"You try to reduce wasted movement. I want to stay tight to him. That way, there is minimal hand fighting. I know if I get position, I've got a great quarterback who will give me a chance to win. I also like to keep my elbows up when I'm running. It scares the DB because he doesn't know where I'm going, and it keeps him in chase mode."
"I try to pull my hands through one at a time. If I'm facing a guy who likes to chicken fight, I put a hand on his hip to buy a little time and get better position. In the offseason, I practice not slowing down when the ball is in the air. You have to keep your position and give the QB space to put the ball."
"You never know where the ball is going to come. That's why you always keep your feet moving, even after you look back at the quarterback. The last thing you want is the QB to overthrow you. When making the catch, you have to go up and attack the ball. This is where doing your power squats and power lunges pays dividends."
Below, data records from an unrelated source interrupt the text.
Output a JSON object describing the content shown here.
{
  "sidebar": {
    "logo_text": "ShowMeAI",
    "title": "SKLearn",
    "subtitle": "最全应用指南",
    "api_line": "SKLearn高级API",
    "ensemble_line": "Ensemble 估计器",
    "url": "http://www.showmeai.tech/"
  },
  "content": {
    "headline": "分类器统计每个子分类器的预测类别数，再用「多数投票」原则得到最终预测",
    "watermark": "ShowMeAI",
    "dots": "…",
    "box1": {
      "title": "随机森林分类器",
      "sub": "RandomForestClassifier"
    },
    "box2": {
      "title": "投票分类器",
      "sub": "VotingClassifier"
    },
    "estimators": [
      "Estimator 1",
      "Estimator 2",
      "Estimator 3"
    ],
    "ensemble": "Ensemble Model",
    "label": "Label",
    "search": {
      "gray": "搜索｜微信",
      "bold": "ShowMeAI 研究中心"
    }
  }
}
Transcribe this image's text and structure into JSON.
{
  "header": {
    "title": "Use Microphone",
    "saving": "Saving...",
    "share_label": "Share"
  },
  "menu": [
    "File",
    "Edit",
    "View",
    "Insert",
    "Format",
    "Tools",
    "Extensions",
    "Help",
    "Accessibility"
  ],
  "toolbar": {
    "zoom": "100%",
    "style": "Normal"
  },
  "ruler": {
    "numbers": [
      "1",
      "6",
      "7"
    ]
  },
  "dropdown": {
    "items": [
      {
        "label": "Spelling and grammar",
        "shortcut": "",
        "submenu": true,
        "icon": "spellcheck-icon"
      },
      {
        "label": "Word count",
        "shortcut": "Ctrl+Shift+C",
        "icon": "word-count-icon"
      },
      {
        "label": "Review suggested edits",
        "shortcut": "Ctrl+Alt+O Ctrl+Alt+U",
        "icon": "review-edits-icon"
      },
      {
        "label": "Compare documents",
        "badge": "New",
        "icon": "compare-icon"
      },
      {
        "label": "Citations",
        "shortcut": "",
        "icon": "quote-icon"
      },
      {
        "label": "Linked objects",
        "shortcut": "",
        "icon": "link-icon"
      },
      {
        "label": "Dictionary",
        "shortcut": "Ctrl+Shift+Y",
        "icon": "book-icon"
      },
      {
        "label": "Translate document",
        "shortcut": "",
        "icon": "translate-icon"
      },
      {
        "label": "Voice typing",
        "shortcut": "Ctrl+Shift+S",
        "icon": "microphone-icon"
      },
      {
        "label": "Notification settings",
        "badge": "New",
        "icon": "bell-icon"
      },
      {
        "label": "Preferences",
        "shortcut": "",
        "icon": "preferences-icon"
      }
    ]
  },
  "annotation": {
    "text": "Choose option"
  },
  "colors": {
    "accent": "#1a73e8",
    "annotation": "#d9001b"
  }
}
"I practice this all the time: You place one foot and drag the other. Usually, whatever foot is down last is the one that I drag."
The Scramble DrillSince 2013, Brown has scored an NFL-high five TDs with his QB under pressure. The reason? As Browns CB Joe Haden told ESPN.com's Jeremy Fowler: "Brown is just really, really good at feeling where Ben Roethlisberger is and working without the ball." Here's how the duo turned a busted play into a 47-yard score versus the Colts in Week 8. BY FIELD YATES
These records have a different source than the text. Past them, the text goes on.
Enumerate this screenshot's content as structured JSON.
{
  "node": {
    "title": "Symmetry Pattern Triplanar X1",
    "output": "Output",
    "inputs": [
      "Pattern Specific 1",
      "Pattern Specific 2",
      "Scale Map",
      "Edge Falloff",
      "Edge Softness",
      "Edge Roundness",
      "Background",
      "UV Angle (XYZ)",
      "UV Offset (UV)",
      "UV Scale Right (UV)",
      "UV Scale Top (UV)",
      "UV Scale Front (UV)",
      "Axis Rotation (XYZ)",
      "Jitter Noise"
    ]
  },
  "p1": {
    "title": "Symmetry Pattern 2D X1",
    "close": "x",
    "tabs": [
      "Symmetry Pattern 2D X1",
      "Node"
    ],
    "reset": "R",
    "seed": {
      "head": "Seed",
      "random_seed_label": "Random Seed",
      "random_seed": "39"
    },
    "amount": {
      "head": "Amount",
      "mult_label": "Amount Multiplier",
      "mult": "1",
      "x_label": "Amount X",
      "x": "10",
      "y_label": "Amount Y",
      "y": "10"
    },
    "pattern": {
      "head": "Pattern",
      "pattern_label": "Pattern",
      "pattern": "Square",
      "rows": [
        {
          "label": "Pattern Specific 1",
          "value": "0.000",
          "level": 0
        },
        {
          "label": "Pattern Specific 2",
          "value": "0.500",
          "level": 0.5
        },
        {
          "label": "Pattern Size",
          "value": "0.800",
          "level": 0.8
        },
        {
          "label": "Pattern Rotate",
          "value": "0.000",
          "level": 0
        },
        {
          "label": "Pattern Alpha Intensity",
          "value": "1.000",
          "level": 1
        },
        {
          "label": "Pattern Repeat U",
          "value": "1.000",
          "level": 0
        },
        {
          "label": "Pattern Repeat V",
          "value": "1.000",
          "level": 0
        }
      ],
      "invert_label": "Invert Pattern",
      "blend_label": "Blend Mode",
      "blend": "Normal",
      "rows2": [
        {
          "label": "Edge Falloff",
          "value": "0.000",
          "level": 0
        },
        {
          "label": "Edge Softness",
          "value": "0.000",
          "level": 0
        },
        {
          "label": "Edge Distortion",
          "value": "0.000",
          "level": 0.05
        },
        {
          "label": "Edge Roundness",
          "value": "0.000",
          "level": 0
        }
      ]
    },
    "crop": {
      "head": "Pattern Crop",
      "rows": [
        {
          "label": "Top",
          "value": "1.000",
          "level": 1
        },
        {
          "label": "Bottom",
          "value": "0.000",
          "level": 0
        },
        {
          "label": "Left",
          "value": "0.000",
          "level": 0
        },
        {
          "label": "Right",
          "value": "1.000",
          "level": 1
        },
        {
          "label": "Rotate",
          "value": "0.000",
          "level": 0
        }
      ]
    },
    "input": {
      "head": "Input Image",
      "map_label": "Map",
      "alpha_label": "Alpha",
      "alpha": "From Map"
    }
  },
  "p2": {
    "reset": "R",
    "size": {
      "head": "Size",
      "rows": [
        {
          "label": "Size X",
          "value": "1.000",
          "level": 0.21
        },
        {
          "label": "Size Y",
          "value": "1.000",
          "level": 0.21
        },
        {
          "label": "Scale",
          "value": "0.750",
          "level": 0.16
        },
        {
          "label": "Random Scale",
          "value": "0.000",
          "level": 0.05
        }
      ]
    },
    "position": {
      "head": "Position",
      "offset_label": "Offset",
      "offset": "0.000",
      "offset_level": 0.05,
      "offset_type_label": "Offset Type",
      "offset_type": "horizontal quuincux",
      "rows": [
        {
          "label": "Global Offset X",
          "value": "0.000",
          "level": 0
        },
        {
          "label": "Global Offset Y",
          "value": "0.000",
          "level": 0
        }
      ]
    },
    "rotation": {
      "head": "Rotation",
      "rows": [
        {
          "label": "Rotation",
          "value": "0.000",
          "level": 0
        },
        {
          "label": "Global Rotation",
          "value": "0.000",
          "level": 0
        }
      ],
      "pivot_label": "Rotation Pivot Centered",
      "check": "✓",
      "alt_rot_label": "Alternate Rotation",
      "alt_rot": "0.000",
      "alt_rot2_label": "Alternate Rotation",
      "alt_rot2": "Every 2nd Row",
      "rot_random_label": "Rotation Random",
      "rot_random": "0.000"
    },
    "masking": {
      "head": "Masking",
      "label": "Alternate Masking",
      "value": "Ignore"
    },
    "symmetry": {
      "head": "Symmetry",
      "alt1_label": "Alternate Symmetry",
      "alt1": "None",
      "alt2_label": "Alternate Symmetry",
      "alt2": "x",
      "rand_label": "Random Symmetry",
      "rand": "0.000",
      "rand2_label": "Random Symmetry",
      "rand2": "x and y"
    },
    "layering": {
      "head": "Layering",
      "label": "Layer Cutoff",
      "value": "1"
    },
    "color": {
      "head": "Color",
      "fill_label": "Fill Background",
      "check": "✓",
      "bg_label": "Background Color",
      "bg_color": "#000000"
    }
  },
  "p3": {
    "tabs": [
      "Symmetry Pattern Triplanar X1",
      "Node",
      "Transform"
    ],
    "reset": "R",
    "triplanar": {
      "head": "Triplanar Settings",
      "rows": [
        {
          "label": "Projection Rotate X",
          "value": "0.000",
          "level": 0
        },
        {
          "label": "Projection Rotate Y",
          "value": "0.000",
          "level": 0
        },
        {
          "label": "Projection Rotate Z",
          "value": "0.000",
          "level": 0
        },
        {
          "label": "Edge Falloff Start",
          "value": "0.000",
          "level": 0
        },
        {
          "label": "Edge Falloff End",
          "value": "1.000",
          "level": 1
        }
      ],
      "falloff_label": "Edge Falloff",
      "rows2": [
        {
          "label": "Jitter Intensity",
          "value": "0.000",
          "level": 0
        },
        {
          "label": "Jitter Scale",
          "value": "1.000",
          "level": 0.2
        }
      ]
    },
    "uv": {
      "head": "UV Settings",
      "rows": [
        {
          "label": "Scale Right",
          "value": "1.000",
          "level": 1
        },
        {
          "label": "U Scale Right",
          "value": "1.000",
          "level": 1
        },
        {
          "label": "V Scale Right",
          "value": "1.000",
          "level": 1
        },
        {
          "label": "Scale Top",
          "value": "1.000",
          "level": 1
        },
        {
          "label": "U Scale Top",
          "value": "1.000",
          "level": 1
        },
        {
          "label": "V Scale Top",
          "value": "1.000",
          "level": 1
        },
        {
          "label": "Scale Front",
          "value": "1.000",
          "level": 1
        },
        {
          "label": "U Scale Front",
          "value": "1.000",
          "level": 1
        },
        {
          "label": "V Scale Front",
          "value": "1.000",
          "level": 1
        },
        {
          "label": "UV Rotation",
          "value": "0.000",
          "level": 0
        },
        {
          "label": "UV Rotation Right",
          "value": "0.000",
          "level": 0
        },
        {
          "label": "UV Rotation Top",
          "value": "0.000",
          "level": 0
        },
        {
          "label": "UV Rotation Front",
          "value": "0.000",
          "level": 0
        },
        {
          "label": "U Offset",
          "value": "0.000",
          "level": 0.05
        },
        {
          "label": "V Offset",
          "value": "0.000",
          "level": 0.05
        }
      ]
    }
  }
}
It's a two-man route, meaning the Steelers have called for max protection to keep Roethlisberger upright. When Indy shows corners-over coverage (both CBs playing on one side of the field), Big Ben knows he's getting man-to-man on the outside.
Sticky coverage by Colts CB Greg Toler leaves Brown covered at the top of his route. As Roethlisberger rolls to the right, Brown knows he must make his way across the field to give his QB any chance of delivering an accurate ball.
Martavis Bryant's route draws the safety to the left side of the field, allowing Brown to slide into an opening in the defense. When Roethlisberger delivers a strike, Brown has an easy score -- albeit on an unscripted play.